The challenges of decarbonising diesel as a fuel for temporary power | Balancing decarbonisation with customer demand
James Constable, Energy & Resources, Baringa, speaks with Carsten Reincke-Collon, Director of Future Technologies at Aggreko and Ilesh Patel, Baringa’s Energy and Resources Global Markets Strategy Lead about decarbonisation of diesel as a fuel for temporary power, balancing the growing customer demand to ‘grow green’ with the need for reliable temporary power, and the benefits and drawbacks of various alternative fuels.
Listen to our podcast below or on Apple Podcasts, Google Podcasts and Spotify
Episode 2a -
About the speakers:
Hosted by James Constable, Energy & Resources, Baringa.
James is an expert in decarbonisation, low carbon heating, energy efficiency, and renewables.
In conversation with:
Carsten Reincke-Collon, Director of Future Technologies at Aggreko
Aggreko is a leading global temporary power, temperature control, and engineering service solutions provider, and is active in more than 100 countries over the world. They provide a range of services to customers, covering everything from multi-MW temporary power and cooling solutions within utilities and mining, to providing temporary power to large scale events such as the Olympic Games.
Ilesh Patel, Energy and Resources Global Markets Strategy Lead, Baringa.
Ilesh has 25 years of UK and international experience advising utilities companies, regulators, governments, investors and lenders on strategy, regulatory, investment and commercial issues.
Temporary power in a changing energy landscape, temporary power customers need and want to move away from carbon-intensive fuels, but there is no simple solution to replacing diesel as a reliable fuel for temporary power, nor is there a sufficient replacement for diesel that is equally flexible. While customers are becoming increasingly ambitious with their efforts to go green, they still need to balance their desire to decarbonise with the need for reliability. This has resulted in an increased desire from certain sectors (such as data centres, high profile events, construction) to collaborate more effectively to change the fuel mix and temporary power market.

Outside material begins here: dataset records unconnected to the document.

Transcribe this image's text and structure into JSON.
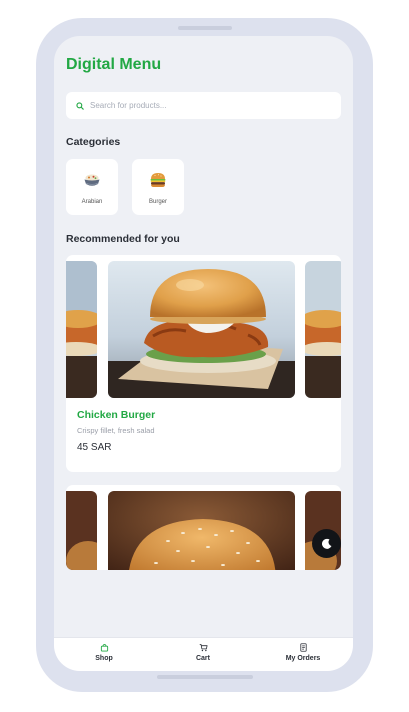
{
  "app": {
    "title": "Digital Menu"
  },
  "search": {
    "placeholder": "Search for products..."
  },
  "categories": {
    "heading": "Categories",
    "items": [
      {
        "label": "Arabian",
        "icon": "rice-bowl-icon"
      },
      {
        "label": "Burger",
        "icon": "burger-icon"
      }
    ]
  },
  "recommended": {
    "heading": "Recommended for you",
    "items": [
      {
        "name": "Chicken Burger",
        "description": "Crispy fillet, fresh salad",
        "price": "45 SAR"
      }
    ]
  },
  "nav": {
    "items": [
      {
        "label": "Shop",
        "icon": "shopping-bag-icon",
        "active": true
      },
      {
        "label": "Cart",
        "icon": "cart-icon",
        "active": false
      },
      {
        "label": "My Orders",
        "icon": "receipt-icon",
        "active": false
      }
    ]
  },
  "theme_toggle": {
    "icon": "moon-icon"
  },
  "colors": {
    "accent": "#22a844",
    "background": "#eef0f5",
    "card": "#ffffff",
    "toggle": "#121418"
  }
}
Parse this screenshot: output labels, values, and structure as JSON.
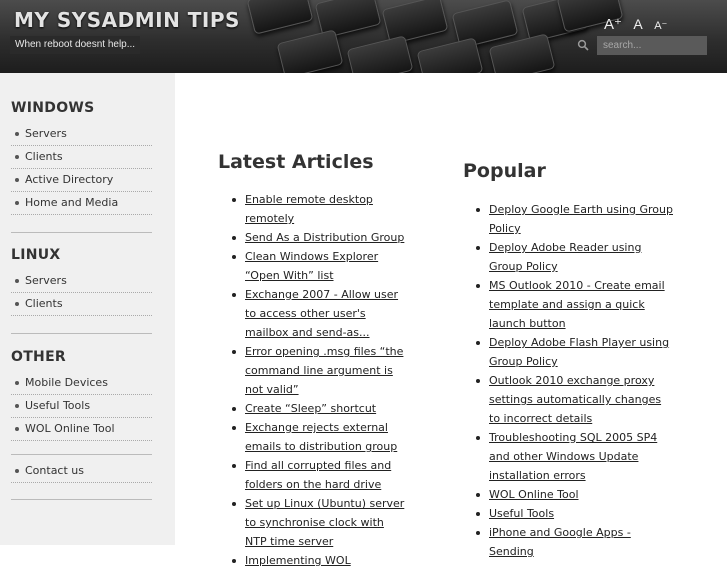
{
  "header": {
    "site_title": "MY SYSADMIN TIPS",
    "tagline": "When reboot doesnt help...",
    "font_tools": {
      "increase": "A⁺",
      "reset": "A",
      "decrease": "A⁻"
    },
    "search_placeholder": "search...",
    "search_icon": "magnifier-icon"
  },
  "sidebar": {
    "sections": [
      {
        "heading": "WINDOWS",
        "items": [
          "Servers",
          "Clients",
          "Active Directory",
          "Home and Media"
        ]
      },
      {
        "heading": "LINUX",
        "items": [
          "Servers",
          "Clients"
        ]
      },
      {
        "heading": "OTHER",
        "items": [
          "Mobile Devices",
          "Useful Tools",
          "WOL Online Tool"
        ]
      },
      {
        "heading": "",
        "items": [
          "Contact us"
        ]
      }
    ]
  },
  "latest": {
    "title": "Latest Articles",
    "items": [
      "Enable remote desktop remotely",
      "Send As a Distribution Group",
      "Clean Windows Explorer “Open With” list",
      "Exchange 2007 - Allow user to access other user's mailbox and send-as...",
      "Error opening .msg files “the command line argument is not valid”",
      "Create “Sleep” shortcut",
      "Exchange rejects external emails to distribution group",
      "Find all corrupted files and folders on the hard drive",
      "Set up Linux (Ubuntu) server to synchronise clock with NTP time server",
      "Implementing WOL"
    ]
  },
  "popular": {
    "title": "Popular",
    "items": [
      "Deploy Google Earth using Group Policy",
      "Deploy Adobe Reader using Group Policy",
      "MS Outlook 2010 - Create email template and assign a quick launch button",
      "Deploy Adobe Flash Player using Group Policy",
      "Outlook 2010 exchange proxy settings automatically changes to incorrect details",
      "Troubleshooting SQL 2005 SP4 and other Windows Update installation errors",
      "WOL Online Tool",
      "Useful Tools",
      "iPhone and Google Apps - Sending"
    ]
  },
  "colors": {
    "header_bg": "#2e2e2e",
    "sidebar_bg": "#f0f0f0",
    "text": "#222222"
  }
}
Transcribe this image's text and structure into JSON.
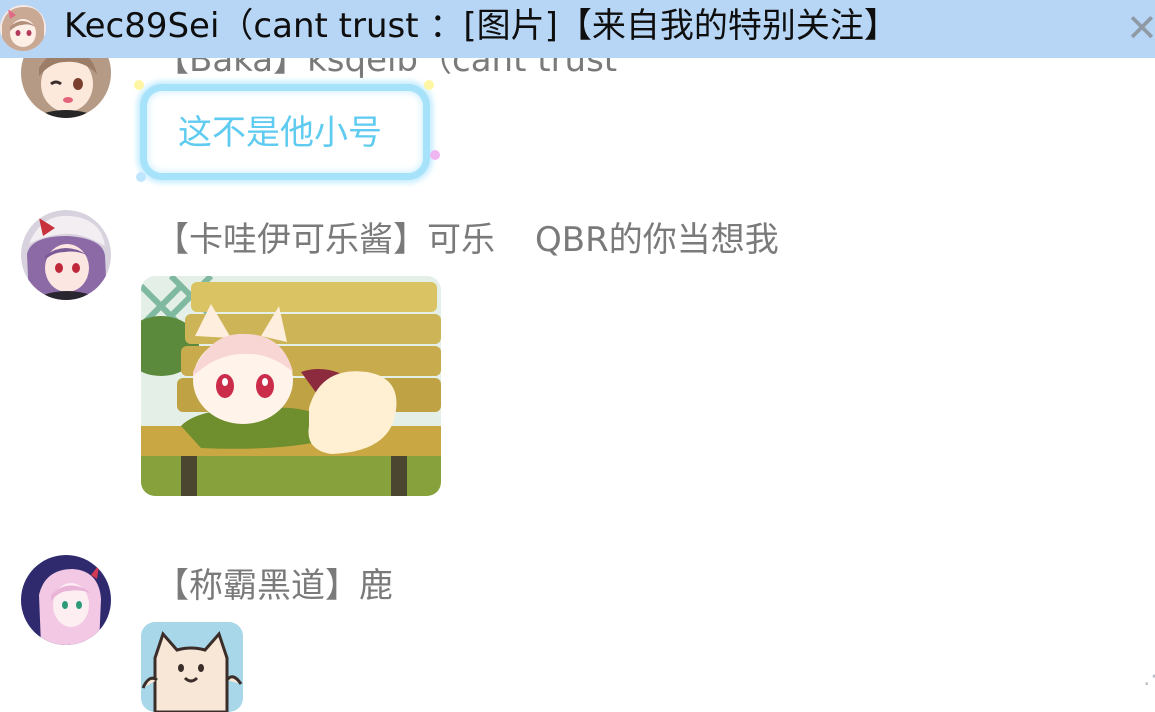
{
  "notification": {
    "text": "Kec89Sei（cant trust ：[图片]【来自我的特别关注】",
    "avatar_icon": "anime-girl-avatar",
    "close_icon": "close-x-icon",
    "background": "#b7d6f6"
  },
  "messages": [
    {
      "sender": "【Baka】ksqeib（cant trust",
      "avatar_icon": "anime-girl-winking-avatar",
      "bubble_text": "这不是他小号"
    },
    {
      "sender_tag": "【卡哇伊可乐酱】可乐",
      "sender_title": "QBR的你当想我",
      "avatar_icon": "purple-hair-girl-avatar",
      "image_icon": "fox-girl-on-bench-sticker"
    },
    {
      "sender": "【称霸黑道】鹿",
      "avatar_icon": "pink-hair-girl-avatar",
      "image_icon": "cream-cat-sticker"
    }
  ],
  "colors": {
    "sender_text": "#7a7a7a",
    "bubble_text": "#5fcbf0",
    "bubble_border": "#a7e2fb"
  }
}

The challenges of decarbonising temporary power
Temporary power is a particularly difficult sector to decarbonise. There is currently no ‘silver bullet’ that will provide the key to catalysing the energy transition in the temporary power sector. Currently, diesel is the dominant fuel given its ease of transport, high energy density, reliability and low cost. Biofuels have the potential to be a fuel for the future, however there are challenges amongst new emerging technologies that need to be overcome:
Applications for temporary power often require large amounts of energy, which when coupled with often being in a remote location far from the grid, increases the reliance on diesel as a transportable and reliable fuel.

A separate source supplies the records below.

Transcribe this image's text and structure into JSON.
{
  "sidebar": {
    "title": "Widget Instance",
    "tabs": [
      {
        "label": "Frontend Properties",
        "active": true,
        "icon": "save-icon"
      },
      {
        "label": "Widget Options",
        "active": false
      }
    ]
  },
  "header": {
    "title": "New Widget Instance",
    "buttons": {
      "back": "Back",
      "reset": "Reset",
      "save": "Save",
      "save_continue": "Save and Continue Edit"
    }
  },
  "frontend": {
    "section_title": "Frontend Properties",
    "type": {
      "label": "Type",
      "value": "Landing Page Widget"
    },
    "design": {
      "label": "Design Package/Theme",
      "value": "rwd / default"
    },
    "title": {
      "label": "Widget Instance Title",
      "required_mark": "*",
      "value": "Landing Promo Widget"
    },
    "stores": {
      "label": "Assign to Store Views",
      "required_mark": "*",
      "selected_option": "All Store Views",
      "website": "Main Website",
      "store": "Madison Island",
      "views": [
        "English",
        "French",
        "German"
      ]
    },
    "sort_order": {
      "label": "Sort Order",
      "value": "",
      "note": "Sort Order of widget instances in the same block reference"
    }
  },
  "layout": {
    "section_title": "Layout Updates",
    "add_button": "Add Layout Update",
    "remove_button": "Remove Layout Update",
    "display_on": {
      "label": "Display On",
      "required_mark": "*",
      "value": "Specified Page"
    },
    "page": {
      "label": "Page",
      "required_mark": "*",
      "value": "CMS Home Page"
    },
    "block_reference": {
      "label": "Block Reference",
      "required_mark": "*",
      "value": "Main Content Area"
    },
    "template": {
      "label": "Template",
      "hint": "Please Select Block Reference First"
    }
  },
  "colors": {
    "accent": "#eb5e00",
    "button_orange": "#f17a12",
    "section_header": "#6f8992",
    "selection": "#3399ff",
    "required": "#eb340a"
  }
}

New emerging technologies, such as hydrogen, present challenges with storage and their capacity to store large amounts of energy in a small space. In comparison, liquid and hydrocarbon fuels are very energy-dense and easy to transport; a challenge that low carbon technologies have yet to overcome.
Liquid fuels have a large degree of flexibility in being able to increase or decrease as load changes, which is often required for large-scale events. Emerging technologies do not have the capacity to do this yet at the granularity required, whilst simultaneously being reliable for customers.

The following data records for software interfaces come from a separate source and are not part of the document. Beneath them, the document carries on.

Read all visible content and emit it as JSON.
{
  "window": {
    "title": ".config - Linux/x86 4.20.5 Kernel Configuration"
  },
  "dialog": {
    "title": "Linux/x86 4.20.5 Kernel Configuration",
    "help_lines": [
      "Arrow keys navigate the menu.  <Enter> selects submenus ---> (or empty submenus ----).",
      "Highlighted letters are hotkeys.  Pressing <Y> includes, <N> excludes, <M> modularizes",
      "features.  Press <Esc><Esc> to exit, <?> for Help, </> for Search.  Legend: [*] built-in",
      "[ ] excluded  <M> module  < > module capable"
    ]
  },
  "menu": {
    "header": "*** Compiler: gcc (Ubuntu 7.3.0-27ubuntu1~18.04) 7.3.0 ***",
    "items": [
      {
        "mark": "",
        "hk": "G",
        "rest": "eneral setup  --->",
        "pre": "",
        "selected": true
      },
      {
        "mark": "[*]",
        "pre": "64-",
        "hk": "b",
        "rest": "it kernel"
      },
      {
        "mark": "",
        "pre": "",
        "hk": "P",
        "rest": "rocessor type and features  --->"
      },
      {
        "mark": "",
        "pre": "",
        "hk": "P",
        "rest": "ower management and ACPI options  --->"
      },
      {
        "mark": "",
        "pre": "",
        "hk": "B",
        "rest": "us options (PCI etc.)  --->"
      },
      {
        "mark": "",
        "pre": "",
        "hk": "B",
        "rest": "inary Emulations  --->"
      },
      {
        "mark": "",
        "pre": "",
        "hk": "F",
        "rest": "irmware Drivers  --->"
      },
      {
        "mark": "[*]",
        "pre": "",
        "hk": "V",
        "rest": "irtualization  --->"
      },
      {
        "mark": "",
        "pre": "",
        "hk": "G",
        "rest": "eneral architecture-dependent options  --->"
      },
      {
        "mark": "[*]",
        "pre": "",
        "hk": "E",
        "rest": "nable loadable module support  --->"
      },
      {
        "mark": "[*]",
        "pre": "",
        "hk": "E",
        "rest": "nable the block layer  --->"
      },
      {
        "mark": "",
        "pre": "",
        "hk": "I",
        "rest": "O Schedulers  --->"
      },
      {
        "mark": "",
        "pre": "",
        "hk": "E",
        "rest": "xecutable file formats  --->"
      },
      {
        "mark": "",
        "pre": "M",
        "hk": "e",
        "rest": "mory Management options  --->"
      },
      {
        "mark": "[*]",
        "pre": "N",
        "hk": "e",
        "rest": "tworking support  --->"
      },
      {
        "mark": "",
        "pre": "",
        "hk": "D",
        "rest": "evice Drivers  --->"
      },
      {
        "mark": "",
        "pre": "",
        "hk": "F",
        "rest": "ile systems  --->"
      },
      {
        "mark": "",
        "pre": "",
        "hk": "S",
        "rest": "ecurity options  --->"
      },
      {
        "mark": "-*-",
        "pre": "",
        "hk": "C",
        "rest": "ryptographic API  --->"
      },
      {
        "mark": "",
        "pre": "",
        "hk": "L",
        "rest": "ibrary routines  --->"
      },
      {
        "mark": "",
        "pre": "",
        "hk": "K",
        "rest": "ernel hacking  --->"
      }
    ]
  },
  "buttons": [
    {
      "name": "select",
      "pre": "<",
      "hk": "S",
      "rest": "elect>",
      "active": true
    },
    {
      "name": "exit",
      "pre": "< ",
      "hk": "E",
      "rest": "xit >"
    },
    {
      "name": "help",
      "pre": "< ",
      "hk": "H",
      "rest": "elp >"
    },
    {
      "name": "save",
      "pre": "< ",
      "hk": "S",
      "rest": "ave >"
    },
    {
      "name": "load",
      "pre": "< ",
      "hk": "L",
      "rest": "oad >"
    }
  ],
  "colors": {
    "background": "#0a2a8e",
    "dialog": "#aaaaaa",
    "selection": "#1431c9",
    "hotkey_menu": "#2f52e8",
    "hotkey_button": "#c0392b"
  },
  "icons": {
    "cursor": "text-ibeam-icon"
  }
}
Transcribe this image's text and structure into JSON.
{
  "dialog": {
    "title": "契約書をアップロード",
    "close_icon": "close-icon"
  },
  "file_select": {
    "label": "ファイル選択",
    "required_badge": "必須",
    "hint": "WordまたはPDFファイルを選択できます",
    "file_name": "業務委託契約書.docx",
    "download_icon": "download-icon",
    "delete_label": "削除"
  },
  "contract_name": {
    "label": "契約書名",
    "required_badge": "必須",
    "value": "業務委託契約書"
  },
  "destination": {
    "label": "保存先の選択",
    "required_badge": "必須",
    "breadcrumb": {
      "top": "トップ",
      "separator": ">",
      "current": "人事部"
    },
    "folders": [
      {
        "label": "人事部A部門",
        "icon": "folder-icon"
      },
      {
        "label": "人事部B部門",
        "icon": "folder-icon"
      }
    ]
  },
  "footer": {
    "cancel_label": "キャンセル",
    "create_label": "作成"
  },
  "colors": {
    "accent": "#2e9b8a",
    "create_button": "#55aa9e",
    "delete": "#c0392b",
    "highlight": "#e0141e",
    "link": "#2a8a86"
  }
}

Reliability is still the most important aspect of temporary power for customers, and requires mature technologies that can be trusted.
Customers are becoming increasingly ambitious in running emission-free events or reaching their sustainability targets, but cost is still an important factor given temporary power is often a high % of total operating costs.
To learn more about the temporary power market, listen to Baringa’s explainer podcast here, hosted by Matt Hattam, an Analyst in our Energy and Resources practice, in conversation with Shane Heffernan, a Manager in Generation and Trading.